01 June 2018
The investigation by GMB claims to reveal ‘terrible conditions and poor treatment of workers’ in Amazon warehouses.
A series of Freedom of Information Requests submitted to ambulance services across Britain show ambulances have been called out 600 times to 14 Amazon warehouses in the last three financial years.
In more than half of those cases, patients were taken to hospital.
During the past three calendar years at Amazon’s Rugeley site, ambulances were called 115 times, including three for women due to pregnancy/maternity and three for major trauma.
At a similar sized supermarket distribution warehouse a few miles away - with fewer workers - there were just eight call outs during the same period.
One woman in late pregnancy complained she was forced to work standing up for her entire shift, while a recent meeting of MP’s into the Gig Economy was recently told by an Amazon worker about a woman who had a miscarriage as a result of the continuous pressure to work and hit targets.
The woman, who asked to remain anonymous, said: "When I found I was pregnant, I asked my manager to be transferred to a different department.
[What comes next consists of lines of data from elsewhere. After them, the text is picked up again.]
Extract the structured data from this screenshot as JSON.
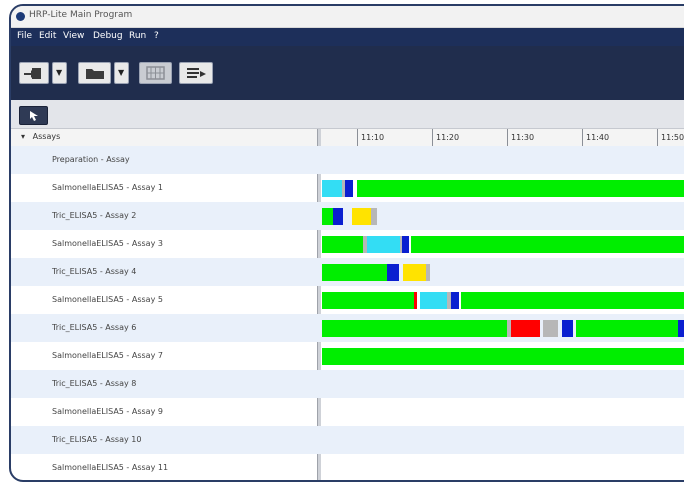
{
  "window": {
    "title": "HRP-Lite Main Program"
  },
  "menu": [
    "File",
    "Edit",
    "View",
    "Debug",
    "Run",
    "?"
  ],
  "toolbar": {
    "buttons": [
      "load-icon",
      "folder-icon",
      "plate-grid-icon",
      "list-sort-icon"
    ]
  },
  "colors": {
    "titlebar": "#f2f2f2",
    "menubar": "#1d2f5a",
    "toolbar": "#202d4d",
    "green": "#00ee00",
    "cyan": "#33ddf4",
    "blue": "#0a1fd0",
    "yellow": "#ffe300",
    "red": "#ff0000",
    "gray": "#b7b7b7"
  },
  "grid": {
    "header": "Assays",
    "times": [
      "11:10",
      "11:20",
      "11:30",
      "11:40",
      "11:50"
    ],
    "rows": [
      {
        "label": "Preparation - Assay",
        "segments": []
      },
      {
        "label": "SalmonellaELISA5 - Assay 1",
        "segments": [
          [
            "cyan",
            0,
            2.7
          ],
          [
            "gray",
            2.7,
            3.1
          ],
          [
            "blue",
            3.1,
            4.1
          ],
          [
            "green",
            4.7,
            50
          ]
        ]
      },
      {
        "label": "Tric_ELISA5 - Assay 2",
        "segments": [
          [
            "green",
            0,
            1.4
          ],
          [
            "blue",
            1.4,
            2.8
          ],
          [
            "yellow",
            4.0,
            6.5
          ],
          [
            "gray",
            6.5,
            7.3
          ]
        ]
      },
      {
        "label": "SalmonellaELISA5 - Assay 3",
        "segments": [
          [
            "green",
            0,
            5.5
          ],
          [
            "gray",
            5.5,
            6.0
          ],
          [
            "cyan",
            6.0,
            10.4
          ],
          [
            "gray",
            10.4,
            10.7
          ],
          [
            "blue",
            10.7,
            11.6
          ],
          [
            "green",
            11.8,
            50
          ]
        ]
      },
      {
        "label": "Tric_ELISA5 - Assay 4",
        "segments": [
          [
            "green",
            0,
            8.7
          ],
          [
            "blue",
            8.7,
            10.3
          ],
          [
            "yellow",
            10.8,
            13.8
          ],
          [
            "gray",
            13.8,
            14.4
          ]
        ]
      },
      {
        "label": "SalmonellaELISA5 - Assay 5",
        "segments": [
          [
            "green",
            0,
            12.3
          ],
          [
            "red",
            12.3,
            12.6
          ],
          [
            "cyan",
            13.0,
            16.7
          ],
          [
            "gray",
            16.7,
            17.2
          ],
          [
            "blue",
            17.2,
            18.3
          ],
          [
            "green",
            18.5,
            50
          ]
        ]
      },
      {
        "label": "Tric_ELISA5 - Assay 6",
        "segments": [
          [
            "green",
            0,
            24.7
          ],
          [
            "gray",
            24.7,
            25.2
          ],
          [
            "red",
            25.2,
            29.0
          ],
          [
            "gray",
            29.5,
            31.5
          ],
          [
            "blue",
            32.0,
            33.4
          ],
          [
            "green",
            33.9,
            47.5
          ],
          [
            "blue",
            47.5,
            50
          ]
        ]
      },
      {
        "label": "SalmonellaELISA5 - Assay 7",
        "segments": [
          [
            "green",
            0,
            50
          ]
        ]
      },
      {
        "label": "Tric_ELISA5 - Assay 8",
        "segments": []
      },
      {
        "label": "SalmonellaELISA5 - Assay 9",
        "segments": []
      },
      {
        "label": "Tric_ELISA5 - Assay 10",
        "segments": []
      },
      {
        "label": "SalmonellaELISA5 - Assay 11",
        "segments": []
      }
    ]
  }
}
I was told I could not be transferred and must continue picking, which involves bending, stretching and moving a heavy cart, and walking miles.
“After a while I told them I could not walk so many miles and I could not pick from low locations. I had a meeting with a safety manager and was also told ‘its not what you want, it is what we decide’.
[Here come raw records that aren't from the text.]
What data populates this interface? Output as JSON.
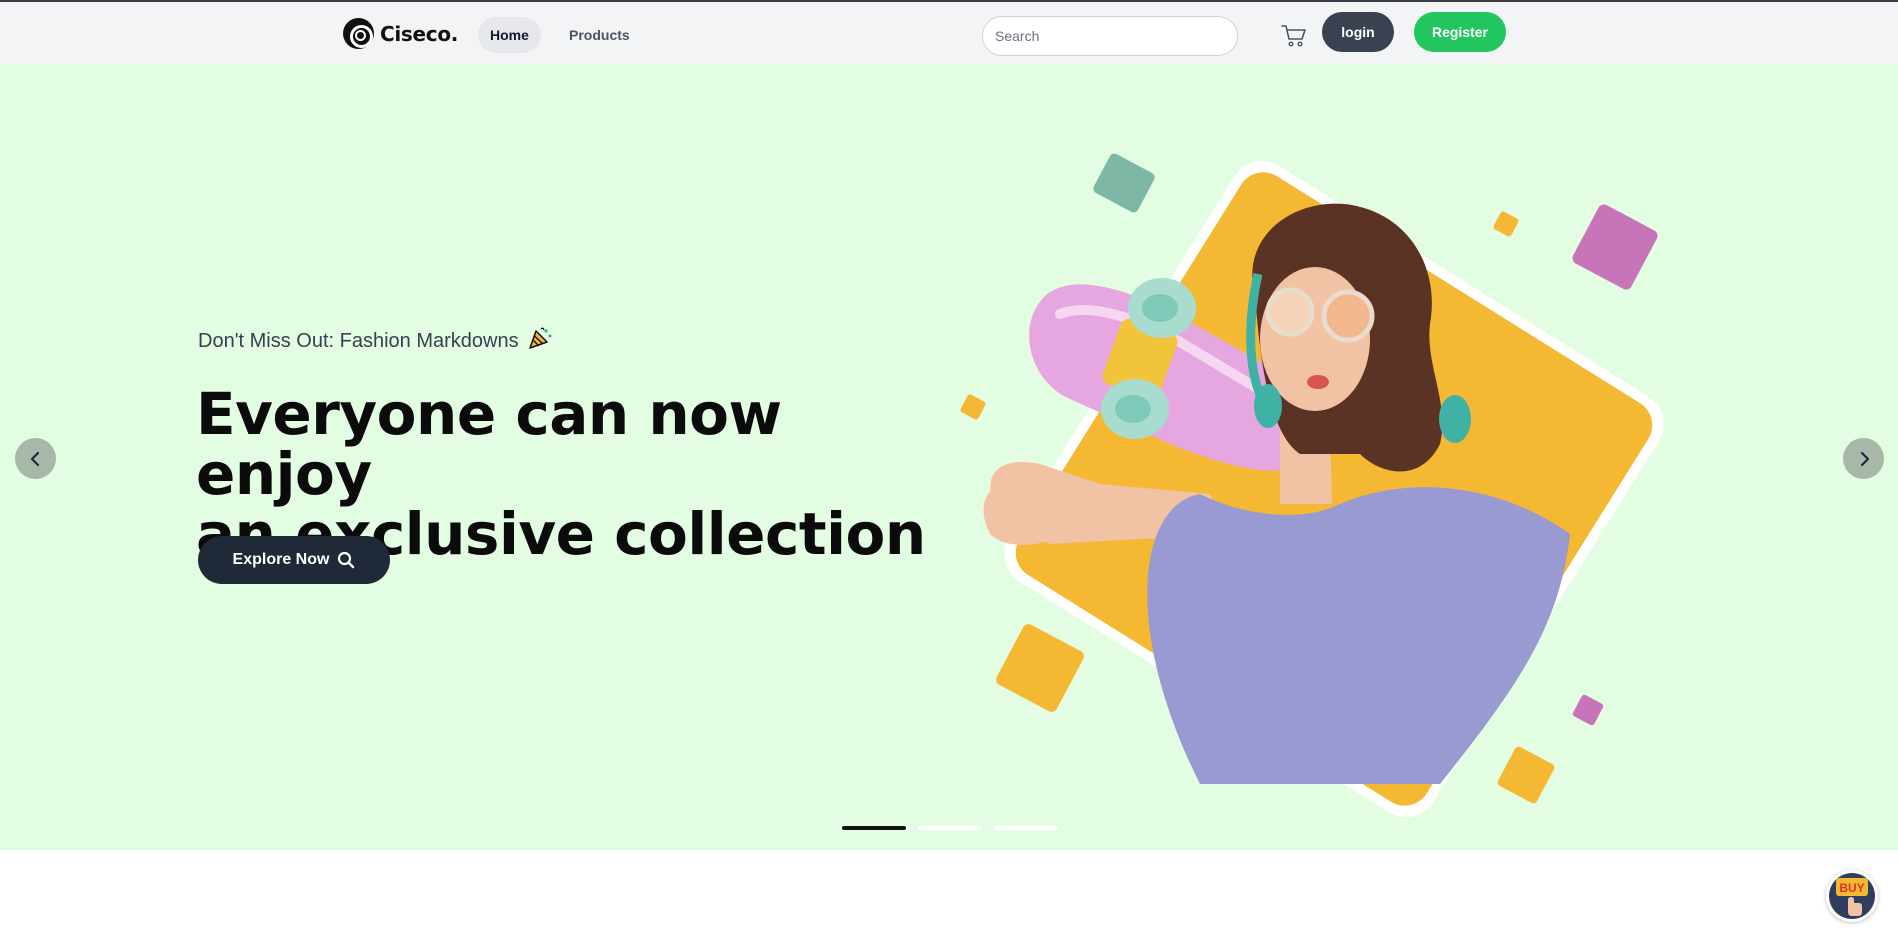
{
  "nav": {
    "logo_text": "Ciseco.",
    "links": [
      {
        "label": "Home",
        "active": true
      },
      {
        "label": "Products",
        "active": false
      }
    ],
    "search_placeholder": "Search",
    "login_label": "login",
    "register_label": "Register"
  },
  "hero": {
    "subtitle": "Don't Miss Out: Fashion Markdowns",
    "title_line1": "Everyone can now enjoy",
    "title_line2": "an exclusive collection",
    "cta_label": "Explore Now",
    "active_slide": 1,
    "slide_count": 3
  },
  "icons": {
    "cart": "cart-icon",
    "search": "search-icon",
    "prev": "chevron-left-icon",
    "next": "chevron-right-icon",
    "party": "party-popper-icon"
  },
  "colors": {
    "hero_bg": "#e3fde3",
    "brand_dark": "#1f2937",
    "register_green": "#22c55e",
    "login_dark": "#3a4150",
    "accent_yellow": "#f4b833",
    "accent_pink": "#c874b8",
    "accent_teal": "#7fb7a7",
    "shirt_lavender": "#9a9ad2"
  },
  "buy_widget_label": "BUY"
}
“My manager told me that most women are working on picking until their maternity leave.
“I know this is true, because I saw ladies with huge bumps picking.”
Mick Rix, GMB National Officer, said: “Companies like Amazon should be treating staff with respect, not treating them like robots.”
Amazon’s response to the main allegation around the union’s freedom of information requests read:
“It’s simply not correct to suggest that we have unsafe working conditions based on this data or on unsubstantiated anecdotes. Requests for ambulance services at our fulfillment centres are predominantly associated with personal health events and are not work related. Nevertheless, ambulance visits at our UK FCs last year was 0.00001 per worked hour, which is dramatically low, and according to the Health and Safety Executive RIDDOR, Amazon has 43% fewer injuries on average than other companies conducting transportation and warehousing activities in the UK. We encourage anyone to come take a tour of our fulfilment centres so they can see for themselves.”